Gary Adams

Gary Adams

The National Cotton Council is encouraged by some recent articles in which bee experts are saying that pesticides, including neonicotinoids, are not a primary cause for bee health decline.

What are these scientists saying?
In spite of the perception that pesticides are the cause for honeybee and native bee decline, T’ai Roulston, a bumblebee expert at the University of Virginia, disagrees. He states in the Genetic Literacy Project’s (GLP) newsletter that a fungal gut parasite is the most important factor in the rusty patched bumblebee’s decline. In the article at http://bit.ly/2oJJnJa, the professor says this bumblebee species (recently declared endangered) and related species have been in sharp decline since the 1990s before the widespread use of neonicotinoids (neonics).

The article also quotes Sam Droege, a highly regarded U.S. Geological Survey wildlife biologist, who stated habitat loss is by far the greatest threat to wild bee species. Regarding neonics’ effects on wild bee populations, Droege says they are not intersecting with rare, conservation-concern bees because those pollinators are not going to be on ag lands. A 2015 study published in Nature Communications found, in fact, that those wild bees most often present in ag areas — and probably most exposed to neonics — are “common” and “dominant.” The article notes large-scale field tests that have exposed wild bees to neonic seed-treated canola crops have shown no adverse effects. A study from Germany and one from the United States also have demonstrated that residues in the nectar and pollen of neonic-treated crops and nearby vegetation are below a level of concern.

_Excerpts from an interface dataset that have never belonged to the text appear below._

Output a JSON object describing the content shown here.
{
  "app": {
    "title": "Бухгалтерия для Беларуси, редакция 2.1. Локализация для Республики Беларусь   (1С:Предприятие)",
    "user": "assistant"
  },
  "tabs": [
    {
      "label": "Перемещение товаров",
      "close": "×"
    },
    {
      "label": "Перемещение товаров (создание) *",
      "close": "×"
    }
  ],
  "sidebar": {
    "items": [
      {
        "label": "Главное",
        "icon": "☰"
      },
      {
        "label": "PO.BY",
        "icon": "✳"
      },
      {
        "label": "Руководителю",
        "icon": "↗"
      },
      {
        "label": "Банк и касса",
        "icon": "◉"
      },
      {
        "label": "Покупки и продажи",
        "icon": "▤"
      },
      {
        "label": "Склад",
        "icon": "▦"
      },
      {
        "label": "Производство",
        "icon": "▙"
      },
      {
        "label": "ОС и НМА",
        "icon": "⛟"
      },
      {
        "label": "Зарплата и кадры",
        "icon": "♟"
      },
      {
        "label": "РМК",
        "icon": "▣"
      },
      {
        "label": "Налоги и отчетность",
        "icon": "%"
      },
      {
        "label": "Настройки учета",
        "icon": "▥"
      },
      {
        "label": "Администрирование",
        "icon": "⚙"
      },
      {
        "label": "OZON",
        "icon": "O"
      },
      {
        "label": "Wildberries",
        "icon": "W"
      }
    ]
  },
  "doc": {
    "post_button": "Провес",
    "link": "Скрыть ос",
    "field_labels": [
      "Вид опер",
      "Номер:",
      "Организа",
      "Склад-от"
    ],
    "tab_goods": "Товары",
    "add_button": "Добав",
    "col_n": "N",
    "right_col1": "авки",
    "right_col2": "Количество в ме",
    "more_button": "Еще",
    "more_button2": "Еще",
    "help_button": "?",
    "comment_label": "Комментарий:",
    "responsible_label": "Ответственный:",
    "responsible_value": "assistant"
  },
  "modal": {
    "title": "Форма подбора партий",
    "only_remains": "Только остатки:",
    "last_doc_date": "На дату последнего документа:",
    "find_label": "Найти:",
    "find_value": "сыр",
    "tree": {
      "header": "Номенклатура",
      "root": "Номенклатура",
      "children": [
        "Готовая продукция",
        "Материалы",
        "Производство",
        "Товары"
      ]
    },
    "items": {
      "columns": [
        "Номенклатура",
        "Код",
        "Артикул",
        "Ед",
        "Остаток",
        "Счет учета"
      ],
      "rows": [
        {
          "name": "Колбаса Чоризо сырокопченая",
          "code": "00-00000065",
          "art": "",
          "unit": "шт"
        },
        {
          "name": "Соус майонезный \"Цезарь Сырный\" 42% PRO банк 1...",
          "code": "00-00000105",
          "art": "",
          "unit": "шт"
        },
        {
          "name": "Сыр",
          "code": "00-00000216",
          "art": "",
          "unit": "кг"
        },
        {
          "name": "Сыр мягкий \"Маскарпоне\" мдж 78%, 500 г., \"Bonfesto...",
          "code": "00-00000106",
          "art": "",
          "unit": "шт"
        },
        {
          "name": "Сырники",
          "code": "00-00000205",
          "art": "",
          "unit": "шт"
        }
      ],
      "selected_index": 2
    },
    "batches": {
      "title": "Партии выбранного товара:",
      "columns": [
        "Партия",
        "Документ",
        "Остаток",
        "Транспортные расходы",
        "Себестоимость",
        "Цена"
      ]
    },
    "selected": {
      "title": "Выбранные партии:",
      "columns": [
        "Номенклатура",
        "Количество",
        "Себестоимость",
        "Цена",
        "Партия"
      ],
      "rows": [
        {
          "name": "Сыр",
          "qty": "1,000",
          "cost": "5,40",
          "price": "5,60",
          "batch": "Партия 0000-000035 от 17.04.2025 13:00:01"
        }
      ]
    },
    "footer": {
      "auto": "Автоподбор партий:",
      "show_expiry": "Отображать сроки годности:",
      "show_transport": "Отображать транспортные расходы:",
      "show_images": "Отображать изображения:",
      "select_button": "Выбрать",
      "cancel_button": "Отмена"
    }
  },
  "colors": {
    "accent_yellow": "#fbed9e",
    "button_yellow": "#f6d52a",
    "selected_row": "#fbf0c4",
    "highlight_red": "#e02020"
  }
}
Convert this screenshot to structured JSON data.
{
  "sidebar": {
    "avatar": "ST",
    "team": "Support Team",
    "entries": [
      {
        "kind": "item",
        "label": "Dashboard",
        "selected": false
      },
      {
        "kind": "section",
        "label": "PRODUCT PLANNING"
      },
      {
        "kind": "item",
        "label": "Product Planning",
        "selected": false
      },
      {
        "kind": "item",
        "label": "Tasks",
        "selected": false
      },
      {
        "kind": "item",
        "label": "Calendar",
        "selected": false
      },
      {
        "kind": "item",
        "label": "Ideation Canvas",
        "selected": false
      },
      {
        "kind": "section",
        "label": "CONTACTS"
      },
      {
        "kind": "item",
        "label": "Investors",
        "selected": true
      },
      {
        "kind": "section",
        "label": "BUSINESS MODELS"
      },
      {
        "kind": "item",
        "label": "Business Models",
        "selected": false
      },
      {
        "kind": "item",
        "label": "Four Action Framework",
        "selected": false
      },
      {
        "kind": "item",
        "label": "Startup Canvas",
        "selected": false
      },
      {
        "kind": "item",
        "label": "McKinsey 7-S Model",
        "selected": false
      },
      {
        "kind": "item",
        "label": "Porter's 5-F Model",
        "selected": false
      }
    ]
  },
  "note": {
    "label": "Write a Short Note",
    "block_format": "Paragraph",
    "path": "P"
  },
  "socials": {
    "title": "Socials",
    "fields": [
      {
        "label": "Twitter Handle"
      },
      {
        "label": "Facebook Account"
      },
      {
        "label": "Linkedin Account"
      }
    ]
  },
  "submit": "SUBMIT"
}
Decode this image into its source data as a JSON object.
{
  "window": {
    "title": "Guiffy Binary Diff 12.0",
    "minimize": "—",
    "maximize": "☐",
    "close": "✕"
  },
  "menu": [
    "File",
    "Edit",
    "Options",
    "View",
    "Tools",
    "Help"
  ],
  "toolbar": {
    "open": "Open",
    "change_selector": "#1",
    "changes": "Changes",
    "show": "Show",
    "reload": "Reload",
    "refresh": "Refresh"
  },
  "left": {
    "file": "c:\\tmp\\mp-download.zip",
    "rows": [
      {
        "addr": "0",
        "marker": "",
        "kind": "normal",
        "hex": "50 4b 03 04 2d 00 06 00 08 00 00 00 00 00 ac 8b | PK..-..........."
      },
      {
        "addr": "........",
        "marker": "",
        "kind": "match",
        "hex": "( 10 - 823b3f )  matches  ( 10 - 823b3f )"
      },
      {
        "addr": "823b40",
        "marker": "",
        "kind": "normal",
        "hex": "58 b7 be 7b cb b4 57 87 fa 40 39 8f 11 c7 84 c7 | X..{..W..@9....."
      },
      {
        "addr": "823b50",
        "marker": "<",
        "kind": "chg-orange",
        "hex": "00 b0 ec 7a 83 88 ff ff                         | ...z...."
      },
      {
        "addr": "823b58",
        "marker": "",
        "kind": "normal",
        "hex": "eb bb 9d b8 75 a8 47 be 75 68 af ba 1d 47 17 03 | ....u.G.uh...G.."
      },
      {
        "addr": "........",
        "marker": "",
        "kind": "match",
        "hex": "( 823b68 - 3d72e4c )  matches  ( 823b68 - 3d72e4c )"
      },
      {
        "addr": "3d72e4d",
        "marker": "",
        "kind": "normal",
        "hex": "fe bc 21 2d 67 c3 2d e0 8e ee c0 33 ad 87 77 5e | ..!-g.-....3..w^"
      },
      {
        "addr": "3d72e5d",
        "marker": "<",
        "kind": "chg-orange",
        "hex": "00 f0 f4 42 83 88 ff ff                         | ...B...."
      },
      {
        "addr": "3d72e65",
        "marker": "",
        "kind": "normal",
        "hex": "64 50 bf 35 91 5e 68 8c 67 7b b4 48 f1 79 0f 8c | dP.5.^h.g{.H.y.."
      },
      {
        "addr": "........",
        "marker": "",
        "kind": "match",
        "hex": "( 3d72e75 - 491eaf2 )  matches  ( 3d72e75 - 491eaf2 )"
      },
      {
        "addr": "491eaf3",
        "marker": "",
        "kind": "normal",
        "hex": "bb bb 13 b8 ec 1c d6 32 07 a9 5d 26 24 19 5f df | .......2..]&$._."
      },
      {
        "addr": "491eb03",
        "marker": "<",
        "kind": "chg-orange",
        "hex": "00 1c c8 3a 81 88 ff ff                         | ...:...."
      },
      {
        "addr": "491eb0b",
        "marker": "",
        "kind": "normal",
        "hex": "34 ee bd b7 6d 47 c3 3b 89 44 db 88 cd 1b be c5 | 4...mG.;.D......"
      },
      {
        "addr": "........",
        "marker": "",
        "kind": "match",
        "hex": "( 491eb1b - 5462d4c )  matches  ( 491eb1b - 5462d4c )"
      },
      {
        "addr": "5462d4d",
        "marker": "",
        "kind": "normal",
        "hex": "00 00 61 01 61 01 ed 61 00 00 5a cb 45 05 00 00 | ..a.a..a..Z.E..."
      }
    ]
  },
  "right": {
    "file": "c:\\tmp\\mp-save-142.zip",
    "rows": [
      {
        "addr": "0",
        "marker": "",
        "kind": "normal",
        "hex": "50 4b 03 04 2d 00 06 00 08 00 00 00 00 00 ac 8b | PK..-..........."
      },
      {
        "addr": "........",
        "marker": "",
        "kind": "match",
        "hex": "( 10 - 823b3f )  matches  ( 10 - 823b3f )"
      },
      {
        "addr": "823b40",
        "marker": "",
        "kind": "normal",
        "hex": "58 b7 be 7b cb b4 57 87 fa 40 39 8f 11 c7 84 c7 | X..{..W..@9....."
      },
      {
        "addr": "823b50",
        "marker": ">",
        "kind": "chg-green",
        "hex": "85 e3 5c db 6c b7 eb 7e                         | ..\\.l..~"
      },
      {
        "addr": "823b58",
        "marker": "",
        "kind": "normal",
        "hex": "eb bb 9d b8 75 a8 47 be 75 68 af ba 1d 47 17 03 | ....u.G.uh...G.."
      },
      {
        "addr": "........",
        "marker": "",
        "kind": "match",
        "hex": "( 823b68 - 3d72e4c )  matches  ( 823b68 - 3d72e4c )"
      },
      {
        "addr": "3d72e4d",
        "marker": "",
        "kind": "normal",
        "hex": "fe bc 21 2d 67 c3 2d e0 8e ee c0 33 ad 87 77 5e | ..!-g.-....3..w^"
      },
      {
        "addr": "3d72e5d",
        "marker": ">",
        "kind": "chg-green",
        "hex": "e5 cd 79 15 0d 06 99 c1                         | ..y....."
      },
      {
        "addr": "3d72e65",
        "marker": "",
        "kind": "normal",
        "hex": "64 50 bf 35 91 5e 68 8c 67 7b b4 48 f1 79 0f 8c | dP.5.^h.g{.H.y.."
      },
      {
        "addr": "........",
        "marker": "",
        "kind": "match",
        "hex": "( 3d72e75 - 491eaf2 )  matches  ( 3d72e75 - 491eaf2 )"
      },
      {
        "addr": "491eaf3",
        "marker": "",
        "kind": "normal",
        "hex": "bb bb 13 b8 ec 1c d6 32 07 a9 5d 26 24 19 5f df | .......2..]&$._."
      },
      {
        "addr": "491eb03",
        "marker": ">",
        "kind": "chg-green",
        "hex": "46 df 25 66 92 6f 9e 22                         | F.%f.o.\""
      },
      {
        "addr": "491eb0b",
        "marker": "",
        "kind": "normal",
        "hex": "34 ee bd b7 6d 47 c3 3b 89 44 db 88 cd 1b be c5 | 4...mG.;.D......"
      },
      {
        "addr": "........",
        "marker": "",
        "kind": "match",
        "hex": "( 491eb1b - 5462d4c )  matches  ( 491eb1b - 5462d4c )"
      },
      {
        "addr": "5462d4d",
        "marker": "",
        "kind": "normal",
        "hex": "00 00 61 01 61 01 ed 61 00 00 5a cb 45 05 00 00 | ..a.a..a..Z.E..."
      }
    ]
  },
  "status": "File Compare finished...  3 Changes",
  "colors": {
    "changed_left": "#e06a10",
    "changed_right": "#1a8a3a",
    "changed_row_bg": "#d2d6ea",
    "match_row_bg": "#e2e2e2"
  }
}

A leading bee expert says a fungal gut parasite, not neonics, is the most important factor in the rusty patched bumblebee’s decline.

Another GLP newsletter article said the European Commission found the European Union’s 2013 ban of certain neonic uses “has had no benefit at all for bees” and “has been disastrously counterproductive.” The article pointed to a study that showed since the neonics ban, British farmers have more than quadrupled insecticide application numbers on oil-seed rape, but pest pressure has increased.

University of Tennessee Institute of Agriculture researchers found that honeybees’ overall health actually improved in the presence of agricultural production, despite the increased exposure to pesticides. Details from their study are in a Phys.org article at http://bit.ly/2pwoDs5. Phys.org is a leading Web-based science, research and technology news service.

Has the NCC advocated for maintaining neonics?
Last year, the NCC successfully intervened in a lawsuit to protect the continued use of neonic seed treatments. We have explained to the court and to the Environmental Protection Agency that the loss of additional chemistries such as neonics will decrease mode of action rotation and encourage pest resistance development. We continue to work with the agency to find solutions that do not undermine production agriculture. We believe one potential method is developing state and tribal pollinator protection plans. These bring beekeepers and other stakeholders involved in on-farm plant protection chemical applications together with university experts and state lead agencies to identify local solutions that improve the coexistence of bees and crop protection.

Gary Adams is president/chief executive officer of the National Cotton Council of America. He and other NCC leaders contribute columns on this Cotton Farming magazine page.